***** Study material *****

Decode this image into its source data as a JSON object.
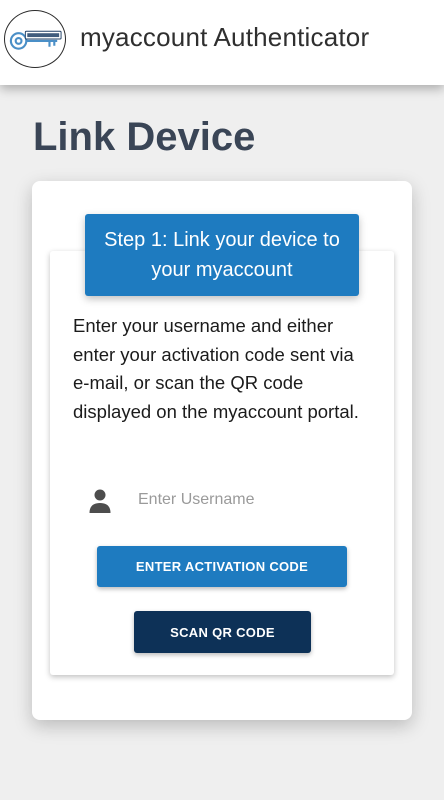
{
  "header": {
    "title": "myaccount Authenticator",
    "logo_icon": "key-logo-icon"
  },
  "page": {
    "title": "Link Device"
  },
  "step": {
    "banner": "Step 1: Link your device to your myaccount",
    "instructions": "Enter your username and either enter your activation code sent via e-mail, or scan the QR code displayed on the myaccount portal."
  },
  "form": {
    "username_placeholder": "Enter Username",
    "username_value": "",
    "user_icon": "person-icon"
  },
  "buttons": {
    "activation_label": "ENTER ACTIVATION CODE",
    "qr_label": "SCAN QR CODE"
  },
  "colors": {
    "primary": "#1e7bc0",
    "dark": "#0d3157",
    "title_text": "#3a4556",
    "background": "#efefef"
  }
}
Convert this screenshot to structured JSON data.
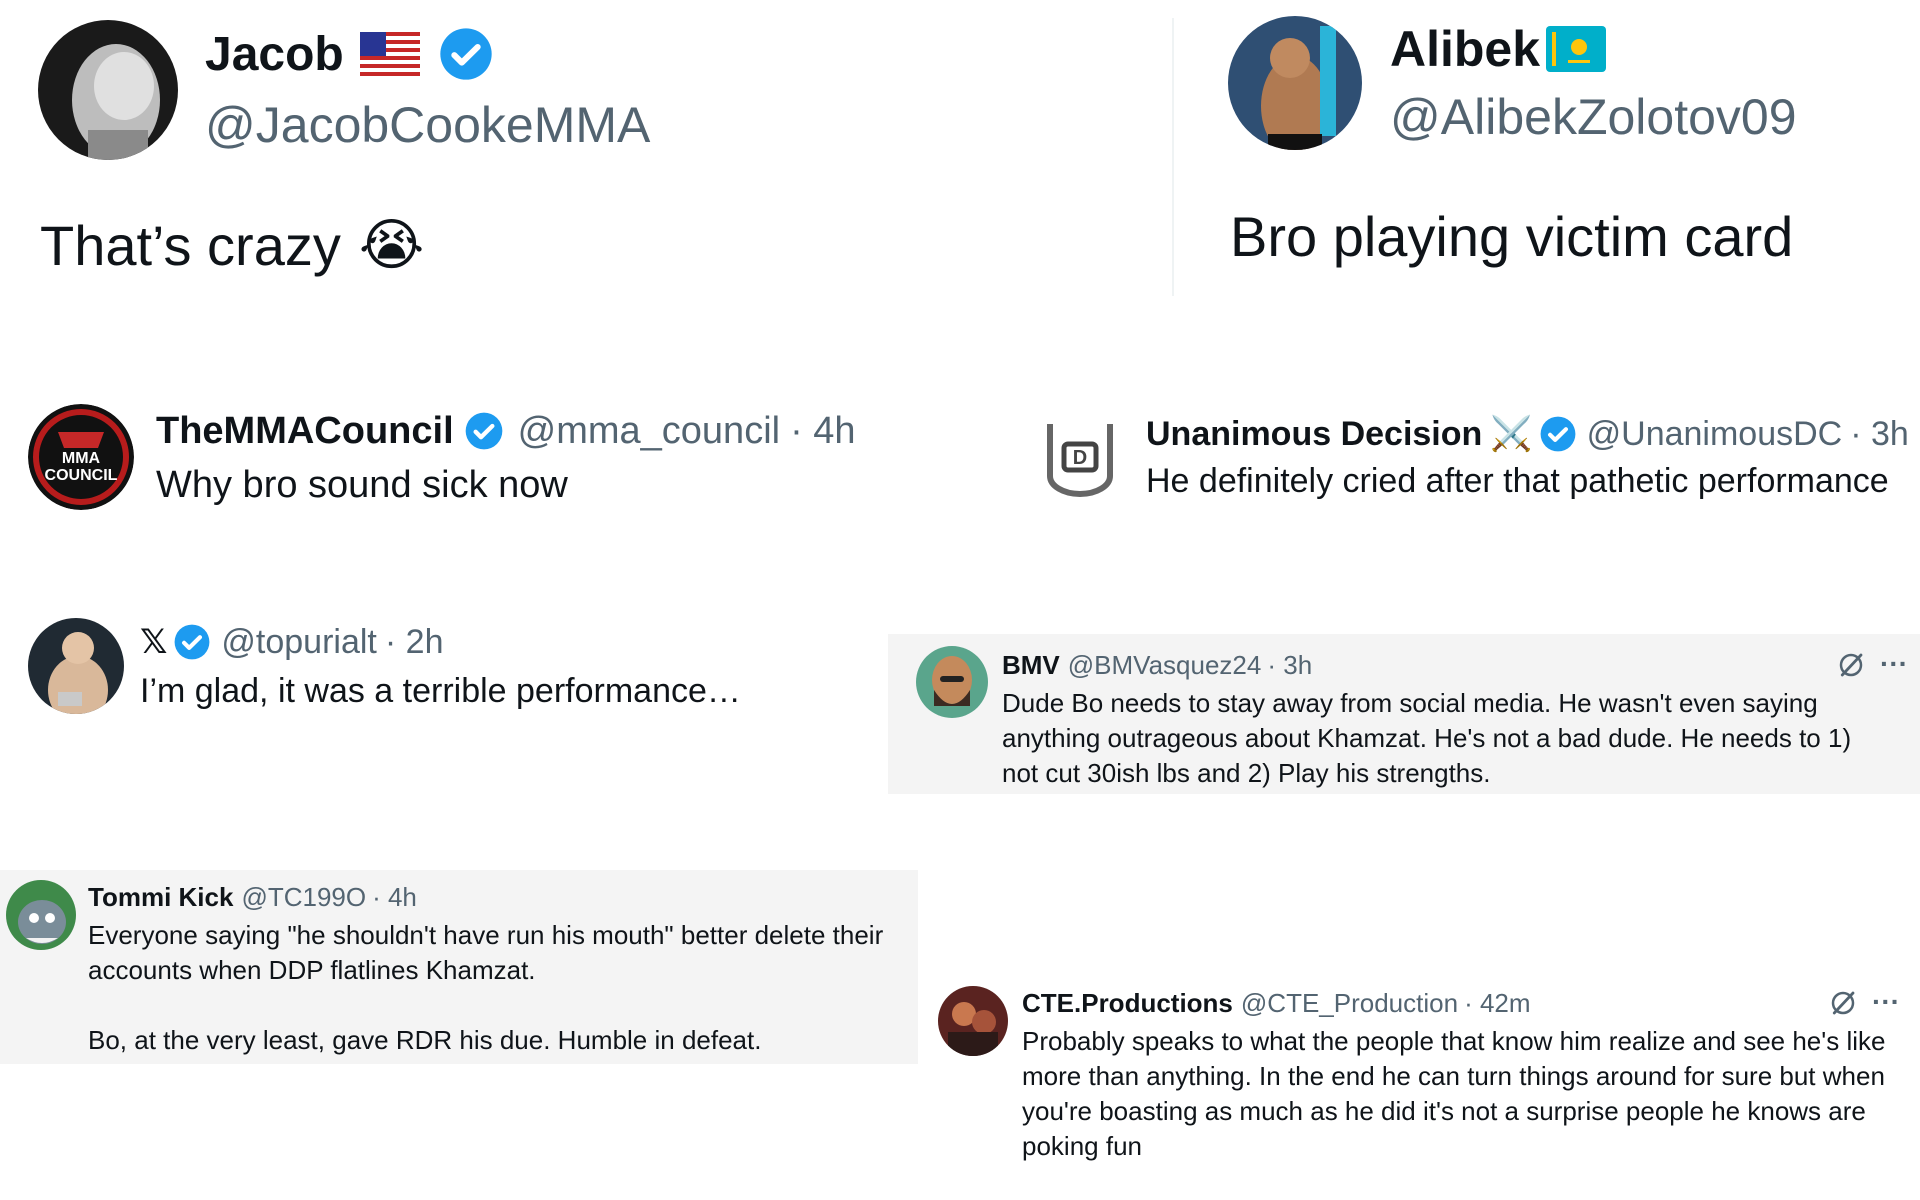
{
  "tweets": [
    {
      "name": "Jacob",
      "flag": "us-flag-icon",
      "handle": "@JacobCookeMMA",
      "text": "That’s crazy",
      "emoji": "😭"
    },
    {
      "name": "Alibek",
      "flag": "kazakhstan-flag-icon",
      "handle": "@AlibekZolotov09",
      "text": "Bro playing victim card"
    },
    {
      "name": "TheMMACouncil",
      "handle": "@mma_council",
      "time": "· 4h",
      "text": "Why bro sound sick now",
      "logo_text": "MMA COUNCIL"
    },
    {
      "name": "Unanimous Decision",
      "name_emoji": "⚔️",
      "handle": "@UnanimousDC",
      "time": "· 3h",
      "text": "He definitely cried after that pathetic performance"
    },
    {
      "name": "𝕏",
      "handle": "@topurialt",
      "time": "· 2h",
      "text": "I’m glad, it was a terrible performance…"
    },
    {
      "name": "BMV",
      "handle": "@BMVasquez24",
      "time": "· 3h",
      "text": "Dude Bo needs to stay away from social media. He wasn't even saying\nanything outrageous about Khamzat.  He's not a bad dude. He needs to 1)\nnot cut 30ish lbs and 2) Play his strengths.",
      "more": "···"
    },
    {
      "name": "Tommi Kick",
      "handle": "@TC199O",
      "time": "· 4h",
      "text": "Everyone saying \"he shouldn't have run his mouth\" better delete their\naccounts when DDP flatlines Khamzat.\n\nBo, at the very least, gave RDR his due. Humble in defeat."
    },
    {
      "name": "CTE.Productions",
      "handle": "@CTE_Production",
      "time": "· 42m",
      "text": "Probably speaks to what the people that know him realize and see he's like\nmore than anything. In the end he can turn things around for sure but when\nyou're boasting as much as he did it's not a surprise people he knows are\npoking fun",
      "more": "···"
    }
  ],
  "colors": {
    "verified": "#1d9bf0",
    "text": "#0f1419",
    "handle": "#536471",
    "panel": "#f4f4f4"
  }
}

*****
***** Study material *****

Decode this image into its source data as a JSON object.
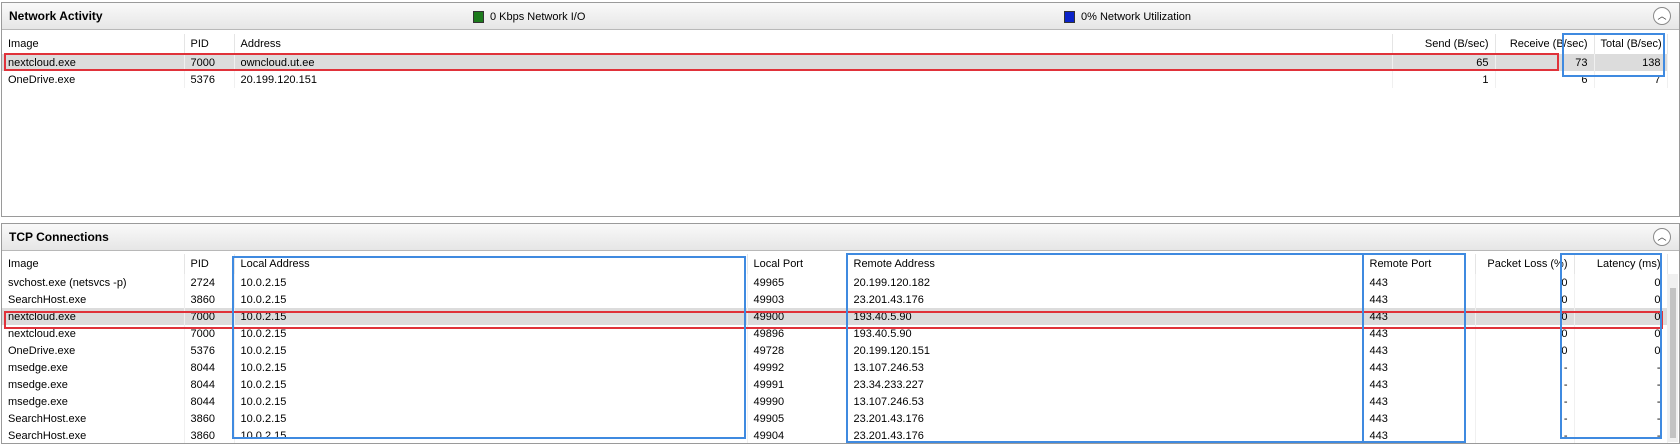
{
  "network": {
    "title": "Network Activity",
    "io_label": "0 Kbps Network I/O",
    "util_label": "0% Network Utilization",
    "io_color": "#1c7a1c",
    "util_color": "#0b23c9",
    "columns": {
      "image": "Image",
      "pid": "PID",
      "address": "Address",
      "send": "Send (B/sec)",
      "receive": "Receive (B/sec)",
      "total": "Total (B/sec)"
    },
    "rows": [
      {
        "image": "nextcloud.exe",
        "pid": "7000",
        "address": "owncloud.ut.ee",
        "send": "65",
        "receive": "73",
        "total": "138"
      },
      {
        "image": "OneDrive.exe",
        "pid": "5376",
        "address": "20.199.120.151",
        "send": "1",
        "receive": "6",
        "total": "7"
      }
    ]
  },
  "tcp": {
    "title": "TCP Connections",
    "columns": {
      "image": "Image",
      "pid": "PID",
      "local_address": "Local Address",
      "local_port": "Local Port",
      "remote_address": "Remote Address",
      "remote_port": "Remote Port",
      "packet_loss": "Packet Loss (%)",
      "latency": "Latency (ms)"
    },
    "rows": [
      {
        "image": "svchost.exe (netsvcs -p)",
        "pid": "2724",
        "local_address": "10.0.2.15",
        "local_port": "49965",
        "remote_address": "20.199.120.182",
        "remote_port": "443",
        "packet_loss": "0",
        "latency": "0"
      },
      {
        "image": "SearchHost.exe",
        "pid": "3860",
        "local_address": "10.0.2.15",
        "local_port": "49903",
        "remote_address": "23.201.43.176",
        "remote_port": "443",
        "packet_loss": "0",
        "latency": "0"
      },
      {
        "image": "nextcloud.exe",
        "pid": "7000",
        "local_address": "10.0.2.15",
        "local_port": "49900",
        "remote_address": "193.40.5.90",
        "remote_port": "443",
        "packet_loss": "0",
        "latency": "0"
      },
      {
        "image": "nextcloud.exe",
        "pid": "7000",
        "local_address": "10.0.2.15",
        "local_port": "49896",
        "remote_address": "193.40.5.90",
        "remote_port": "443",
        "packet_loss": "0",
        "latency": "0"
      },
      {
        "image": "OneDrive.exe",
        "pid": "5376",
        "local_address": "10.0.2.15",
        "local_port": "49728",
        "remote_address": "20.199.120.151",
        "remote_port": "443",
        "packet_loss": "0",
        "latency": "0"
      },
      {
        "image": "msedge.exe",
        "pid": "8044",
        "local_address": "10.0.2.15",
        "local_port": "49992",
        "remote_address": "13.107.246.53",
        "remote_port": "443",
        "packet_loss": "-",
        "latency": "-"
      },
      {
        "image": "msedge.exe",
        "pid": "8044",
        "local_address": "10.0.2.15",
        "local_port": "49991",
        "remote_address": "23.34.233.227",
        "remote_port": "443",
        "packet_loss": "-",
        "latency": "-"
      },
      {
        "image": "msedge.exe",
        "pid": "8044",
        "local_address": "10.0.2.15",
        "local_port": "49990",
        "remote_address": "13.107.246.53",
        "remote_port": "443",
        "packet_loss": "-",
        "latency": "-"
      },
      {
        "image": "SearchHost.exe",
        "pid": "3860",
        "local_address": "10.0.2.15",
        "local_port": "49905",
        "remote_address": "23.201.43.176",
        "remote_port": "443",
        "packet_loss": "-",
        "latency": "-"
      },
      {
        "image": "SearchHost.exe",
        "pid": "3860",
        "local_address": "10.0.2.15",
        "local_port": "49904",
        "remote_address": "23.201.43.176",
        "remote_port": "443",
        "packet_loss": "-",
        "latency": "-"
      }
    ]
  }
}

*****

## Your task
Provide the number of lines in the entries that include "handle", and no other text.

## Solution
9